──────── RECORDS FOR PROCESSING

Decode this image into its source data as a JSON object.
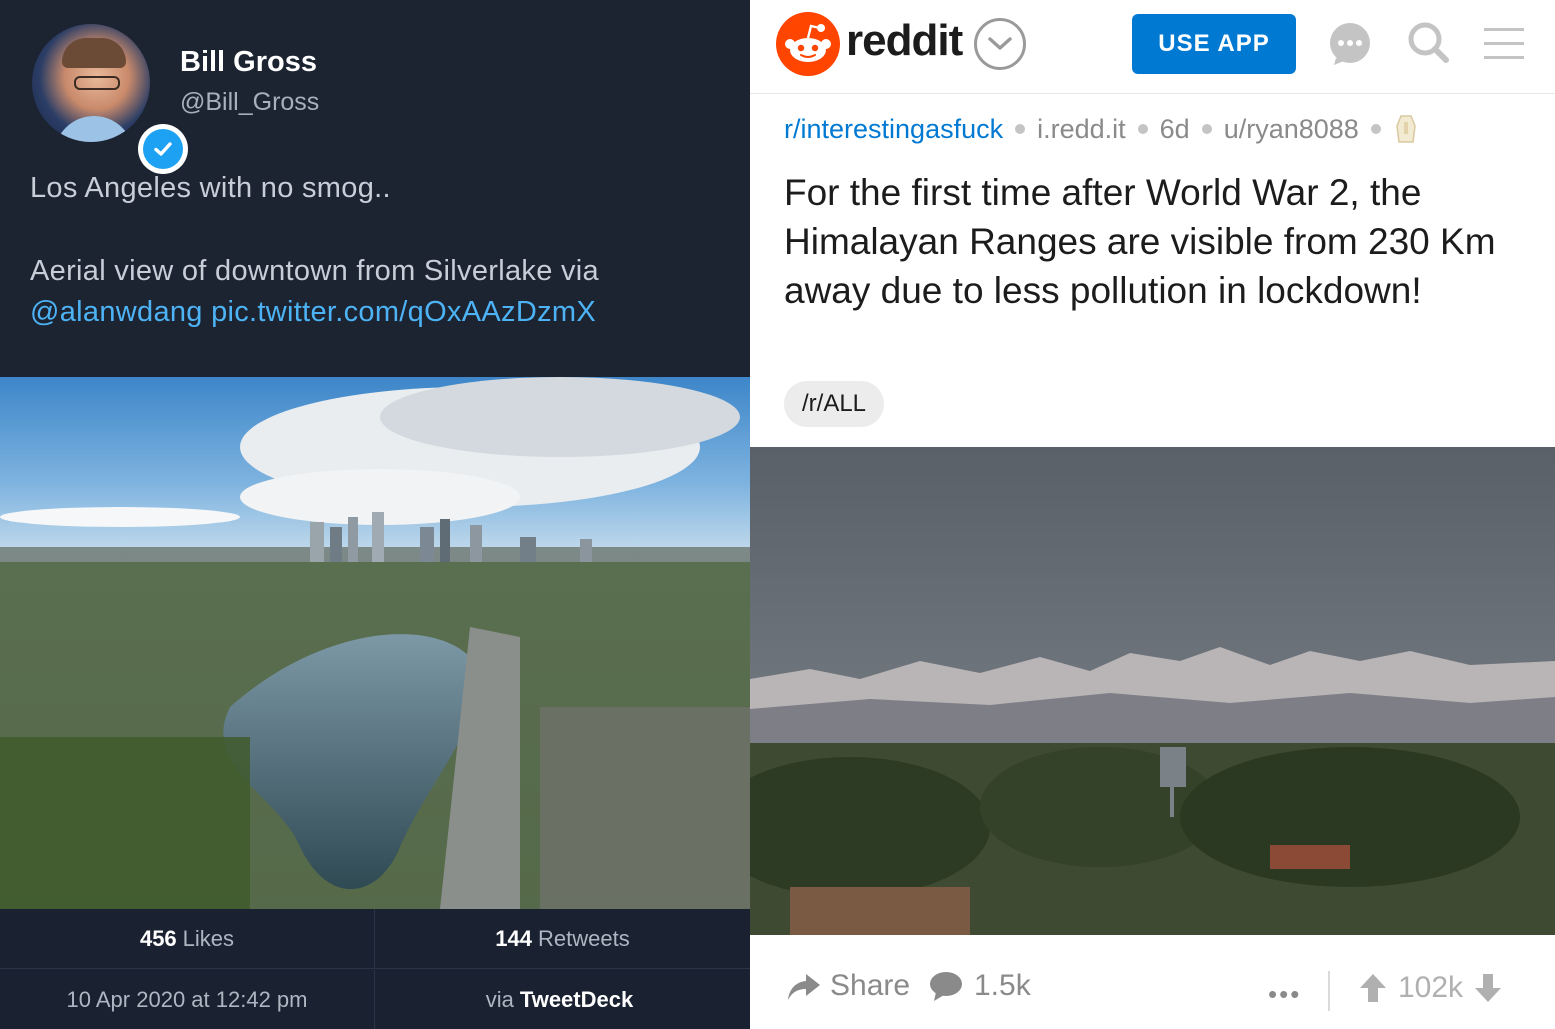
{
  "twitter": {
    "name": "Bill Gross",
    "handle": "@Bill_Gross",
    "text_line1": "Los Angeles with no smog..",
    "text_line2": "Aerial view of downtown from Silverlake via",
    "text_link": "@alanwdang pic.twitter.com/qOxAAzDzmX",
    "likes_count": "456",
    "likes_label": "Likes",
    "retweets_count": "144",
    "retweets_label": "Retweets",
    "date": "10 Apr 2020 at 12:42 pm",
    "via_prefix": "via",
    "via_app": "TweetDeck",
    "colors": {
      "background": "#1c2331",
      "link": "#4db3f5",
      "verified": "#1da1f2"
    },
    "icons": [
      "avatar",
      "verified-icon"
    ]
  },
  "reddit": {
    "wordmark": "reddit",
    "use_app_label": "USE APP",
    "subreddit": "r/interestingasfuck",
    "domain": "i.redd.it",
    "age": "6d",
    "user": "u/ryan8088",
    "title": "For the first time after World War 2, the Himalayan Ranges are visible from 230 Km away due to less pollution in lockdown!",
    "flair": "/r/ALL",
    "share_label": "Share",
    "comments_count": "1.5k",
    "more_label": "•••",
    "score": "102k",
    "colors": {
      "brand": "#ff4500",
      "button": "#0079d3",
      "link": "#0079d3"
    },
    "icons": [
      "reddit-logo-icon",
      "chevron-down-icon",
      "chat-icon",
      "search-icon",
      "menu-icon",
      "award-icon",
      "share-icon",
      "comment-icon",
      "upvote-icon",
      "downvote-icon"
    ]
  }
}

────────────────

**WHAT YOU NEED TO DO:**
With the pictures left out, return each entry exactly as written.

**SOLUTION TO THE PROBLEM:**
Decode this image into its source data as a JSON object.
{
  "twitter": {
    "name": "Bill Gross",
    "handle": "@Bill_Gross",
    "text_line1": "Los Angeles with no smog..",
    "text_line2": "Aerial view of downtown from Silverlake via",
    "text_link": "@alanwdang pic.twitter.com/qOxAAzDzmX",
    "likes_count": "456",
    "likes_label": "Likes",
    "retweets_count": "144",
    "retweets_label": "Retweets",
    "date": "10 Apr 2020 at 12:42 pm",
    "via_prefix": "via",
    "via_app": "TweetDeck",
    "colors": {
      "background": "#1c2331",
      "link": "#4db3f5",
      "verified": "#1da1f2"
    },
    "icons": [
      "avatar",
      "verified-icon"
    ]
  },
  "reddit": {
    "wordmark": "reddit",
    "use_app_label": "USE APP",
    "subreddit": "r/interestingasfuck",
    "domain": "i.redd.it",
    "age": "6d",
    "user": "u/ryan8088",
    "title": "For the first time after World War 2, the Himalayan Ranges are visible from 230 Km away due to less pollution in lockdown!",
    "flair": "/r/ALL",
    "share_label": "Share",
    "comments_count": "1.5k",
    "more_label": "•••",
    "score": "102k",
    "colors": {
      "brand": "#ff4500",
      "button": "#0079d3",
      "link": "#0079d3"
    },
    "icons": [
      "reddit-logo-icon",
      "chevron-down-icon",
      "chat-icon",
      "search-icon",
      "menu-icon",
      "award-icon",
      "share-icon",
      "comment-icon",
      "upvote-icon",
      "downvote-icon"
    ]
  }
}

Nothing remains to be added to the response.